[Element data from apps and pages]
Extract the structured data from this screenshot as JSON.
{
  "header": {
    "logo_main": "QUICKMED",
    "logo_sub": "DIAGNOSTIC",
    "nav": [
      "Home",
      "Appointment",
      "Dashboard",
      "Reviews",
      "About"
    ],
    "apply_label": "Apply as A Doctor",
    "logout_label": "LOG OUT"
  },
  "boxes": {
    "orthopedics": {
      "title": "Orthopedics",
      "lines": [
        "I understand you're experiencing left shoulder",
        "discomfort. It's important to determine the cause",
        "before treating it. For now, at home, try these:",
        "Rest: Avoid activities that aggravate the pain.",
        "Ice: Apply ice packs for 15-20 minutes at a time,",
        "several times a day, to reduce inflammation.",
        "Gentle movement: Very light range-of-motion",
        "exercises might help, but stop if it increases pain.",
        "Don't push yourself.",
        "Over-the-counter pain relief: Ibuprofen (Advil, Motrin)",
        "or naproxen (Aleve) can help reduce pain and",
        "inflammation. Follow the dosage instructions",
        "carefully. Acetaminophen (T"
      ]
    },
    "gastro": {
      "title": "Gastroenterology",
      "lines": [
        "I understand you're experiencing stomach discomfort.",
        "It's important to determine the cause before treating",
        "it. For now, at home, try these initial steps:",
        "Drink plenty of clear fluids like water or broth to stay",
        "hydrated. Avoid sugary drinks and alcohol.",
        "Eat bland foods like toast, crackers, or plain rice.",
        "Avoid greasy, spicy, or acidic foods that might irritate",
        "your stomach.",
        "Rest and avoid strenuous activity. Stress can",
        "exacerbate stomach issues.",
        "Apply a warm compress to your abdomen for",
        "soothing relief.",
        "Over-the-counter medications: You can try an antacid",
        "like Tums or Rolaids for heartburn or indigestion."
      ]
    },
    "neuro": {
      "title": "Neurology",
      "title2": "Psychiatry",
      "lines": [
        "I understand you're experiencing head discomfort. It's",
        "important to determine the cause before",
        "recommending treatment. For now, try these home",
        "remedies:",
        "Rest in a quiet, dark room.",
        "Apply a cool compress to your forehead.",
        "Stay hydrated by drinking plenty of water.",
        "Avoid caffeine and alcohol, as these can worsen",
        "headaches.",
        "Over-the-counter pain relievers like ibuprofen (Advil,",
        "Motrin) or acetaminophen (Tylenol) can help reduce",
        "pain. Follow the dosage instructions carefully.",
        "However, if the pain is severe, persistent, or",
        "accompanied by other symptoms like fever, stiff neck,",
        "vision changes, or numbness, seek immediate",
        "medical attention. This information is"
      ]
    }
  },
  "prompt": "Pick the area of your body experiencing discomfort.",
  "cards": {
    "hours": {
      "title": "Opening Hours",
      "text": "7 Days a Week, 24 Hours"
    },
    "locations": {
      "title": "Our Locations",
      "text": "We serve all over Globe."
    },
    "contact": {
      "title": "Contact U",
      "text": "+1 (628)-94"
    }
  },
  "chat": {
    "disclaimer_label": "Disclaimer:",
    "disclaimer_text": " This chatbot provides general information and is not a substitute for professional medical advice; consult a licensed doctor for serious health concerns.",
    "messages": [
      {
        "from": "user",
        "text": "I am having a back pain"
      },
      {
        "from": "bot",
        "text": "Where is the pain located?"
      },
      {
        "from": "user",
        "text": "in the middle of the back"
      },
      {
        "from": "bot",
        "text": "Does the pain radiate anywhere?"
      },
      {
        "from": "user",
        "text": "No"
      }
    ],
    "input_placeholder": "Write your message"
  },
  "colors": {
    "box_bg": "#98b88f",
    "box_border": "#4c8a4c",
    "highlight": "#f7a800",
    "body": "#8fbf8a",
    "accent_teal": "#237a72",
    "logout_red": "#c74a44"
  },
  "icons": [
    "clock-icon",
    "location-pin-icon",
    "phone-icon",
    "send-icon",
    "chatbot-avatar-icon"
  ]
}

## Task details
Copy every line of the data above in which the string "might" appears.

## Completed task
        "exercises might help, but stop if it increases pain.",
        "Avoid greasy, spicy, or acidic foods that might irritate",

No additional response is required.